[Data about app and page elements]
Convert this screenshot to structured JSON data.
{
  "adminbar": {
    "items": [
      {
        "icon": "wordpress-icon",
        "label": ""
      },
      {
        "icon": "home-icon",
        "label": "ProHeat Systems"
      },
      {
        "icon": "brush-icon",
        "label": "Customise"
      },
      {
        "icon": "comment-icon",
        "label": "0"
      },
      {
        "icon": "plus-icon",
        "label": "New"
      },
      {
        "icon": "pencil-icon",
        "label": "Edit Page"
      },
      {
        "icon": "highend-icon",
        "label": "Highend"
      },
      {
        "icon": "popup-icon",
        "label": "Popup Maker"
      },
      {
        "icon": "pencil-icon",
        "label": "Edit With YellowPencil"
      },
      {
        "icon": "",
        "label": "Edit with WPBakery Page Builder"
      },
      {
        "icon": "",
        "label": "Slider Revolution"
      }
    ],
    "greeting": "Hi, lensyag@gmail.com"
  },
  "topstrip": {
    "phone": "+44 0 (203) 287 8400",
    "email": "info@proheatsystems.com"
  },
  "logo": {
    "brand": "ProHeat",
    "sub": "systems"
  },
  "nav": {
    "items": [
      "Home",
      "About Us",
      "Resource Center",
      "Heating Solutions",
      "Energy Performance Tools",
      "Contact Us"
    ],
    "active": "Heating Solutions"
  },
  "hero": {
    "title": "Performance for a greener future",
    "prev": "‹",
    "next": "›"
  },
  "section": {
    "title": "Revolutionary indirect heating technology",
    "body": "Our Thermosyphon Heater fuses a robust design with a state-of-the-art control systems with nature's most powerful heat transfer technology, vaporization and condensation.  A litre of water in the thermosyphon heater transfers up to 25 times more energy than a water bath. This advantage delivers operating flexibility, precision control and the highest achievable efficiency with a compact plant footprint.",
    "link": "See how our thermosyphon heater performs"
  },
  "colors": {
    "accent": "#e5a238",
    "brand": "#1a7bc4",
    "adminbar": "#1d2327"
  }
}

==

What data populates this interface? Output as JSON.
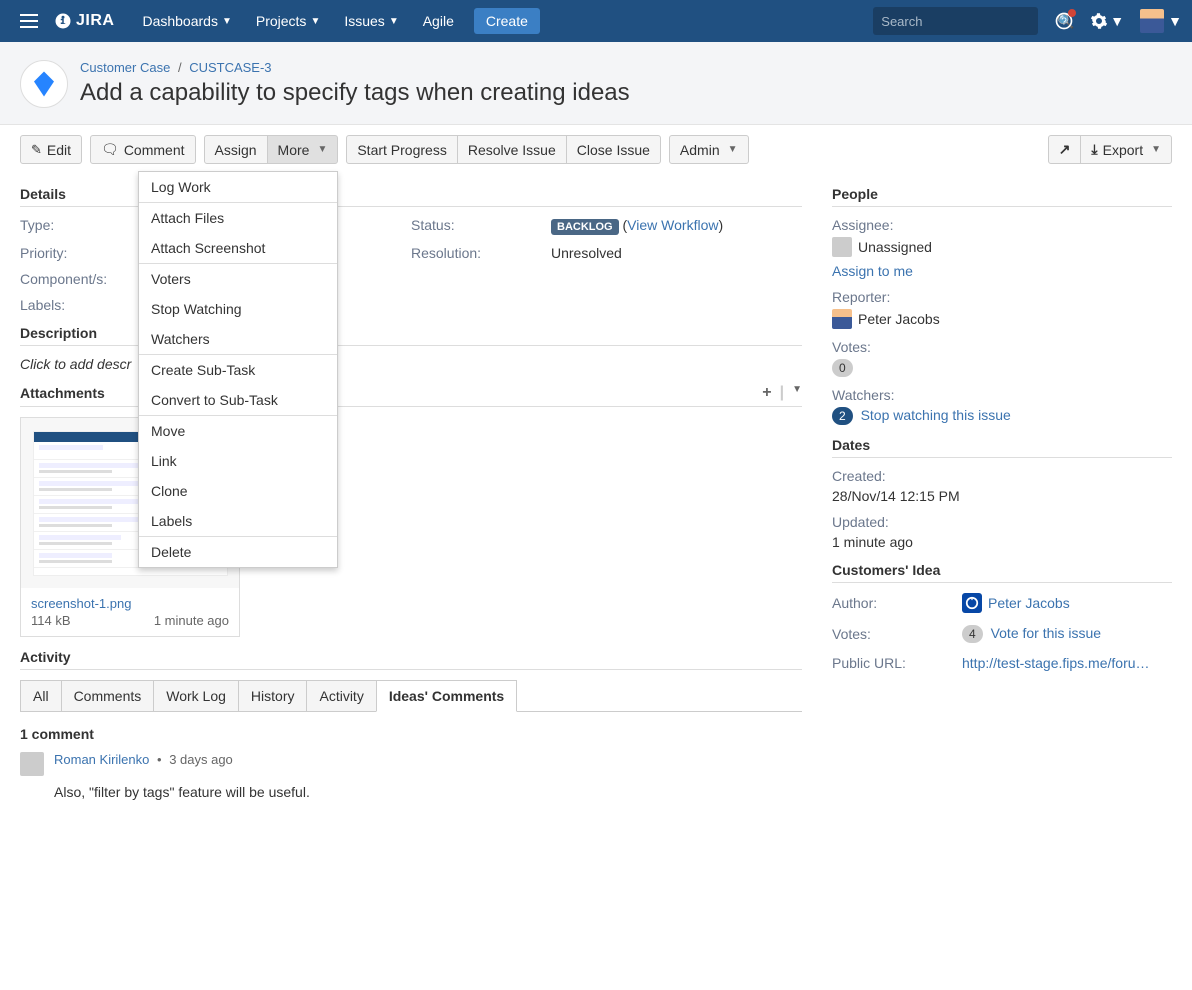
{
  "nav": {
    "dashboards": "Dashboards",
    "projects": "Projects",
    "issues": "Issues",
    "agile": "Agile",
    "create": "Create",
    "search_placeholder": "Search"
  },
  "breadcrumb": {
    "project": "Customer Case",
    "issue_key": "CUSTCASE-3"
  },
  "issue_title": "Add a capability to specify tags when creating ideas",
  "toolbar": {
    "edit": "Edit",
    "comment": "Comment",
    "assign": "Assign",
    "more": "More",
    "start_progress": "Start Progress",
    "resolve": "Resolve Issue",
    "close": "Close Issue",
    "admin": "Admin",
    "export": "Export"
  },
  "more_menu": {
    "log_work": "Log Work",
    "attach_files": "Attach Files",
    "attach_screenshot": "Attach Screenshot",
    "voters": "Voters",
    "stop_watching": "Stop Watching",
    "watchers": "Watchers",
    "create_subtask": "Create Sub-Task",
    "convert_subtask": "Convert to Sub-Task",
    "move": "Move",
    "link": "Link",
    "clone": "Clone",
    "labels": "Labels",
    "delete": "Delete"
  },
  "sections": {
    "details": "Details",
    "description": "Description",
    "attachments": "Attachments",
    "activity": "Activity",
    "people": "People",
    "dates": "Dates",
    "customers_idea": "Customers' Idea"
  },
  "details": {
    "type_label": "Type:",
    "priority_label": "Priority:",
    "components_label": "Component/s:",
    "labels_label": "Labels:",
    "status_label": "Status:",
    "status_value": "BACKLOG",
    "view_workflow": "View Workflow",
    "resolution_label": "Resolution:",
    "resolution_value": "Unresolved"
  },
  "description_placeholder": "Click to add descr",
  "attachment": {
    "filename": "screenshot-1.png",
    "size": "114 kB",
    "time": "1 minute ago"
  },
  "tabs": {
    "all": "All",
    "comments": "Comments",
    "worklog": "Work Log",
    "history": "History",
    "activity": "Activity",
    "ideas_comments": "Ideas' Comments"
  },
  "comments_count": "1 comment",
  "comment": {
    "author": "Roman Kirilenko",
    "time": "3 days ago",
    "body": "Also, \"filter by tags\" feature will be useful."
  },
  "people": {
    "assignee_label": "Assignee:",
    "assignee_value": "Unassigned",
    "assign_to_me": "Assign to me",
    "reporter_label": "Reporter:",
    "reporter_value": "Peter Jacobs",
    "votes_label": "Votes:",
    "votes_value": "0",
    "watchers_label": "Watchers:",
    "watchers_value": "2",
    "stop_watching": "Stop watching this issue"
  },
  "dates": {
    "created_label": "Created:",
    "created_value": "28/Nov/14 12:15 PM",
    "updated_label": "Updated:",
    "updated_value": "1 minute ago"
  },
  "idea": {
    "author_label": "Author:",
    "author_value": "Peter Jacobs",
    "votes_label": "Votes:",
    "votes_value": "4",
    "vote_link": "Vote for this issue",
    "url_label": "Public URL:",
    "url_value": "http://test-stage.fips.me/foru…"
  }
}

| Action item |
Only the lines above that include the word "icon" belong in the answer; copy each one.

| Task response |
        "icon": "wordpress-icon",
        "icon": "home-icon",
        "icon": "brush-icon",
        "icon": "comment-icon",
        "icon": "plus-icon",
        "icon": "pencil-icon",
        "icon": "highend-icon",
        "icon": "popup-icon",
        "icon": "pencil-icon",
        "icon": "",
        "icon": "",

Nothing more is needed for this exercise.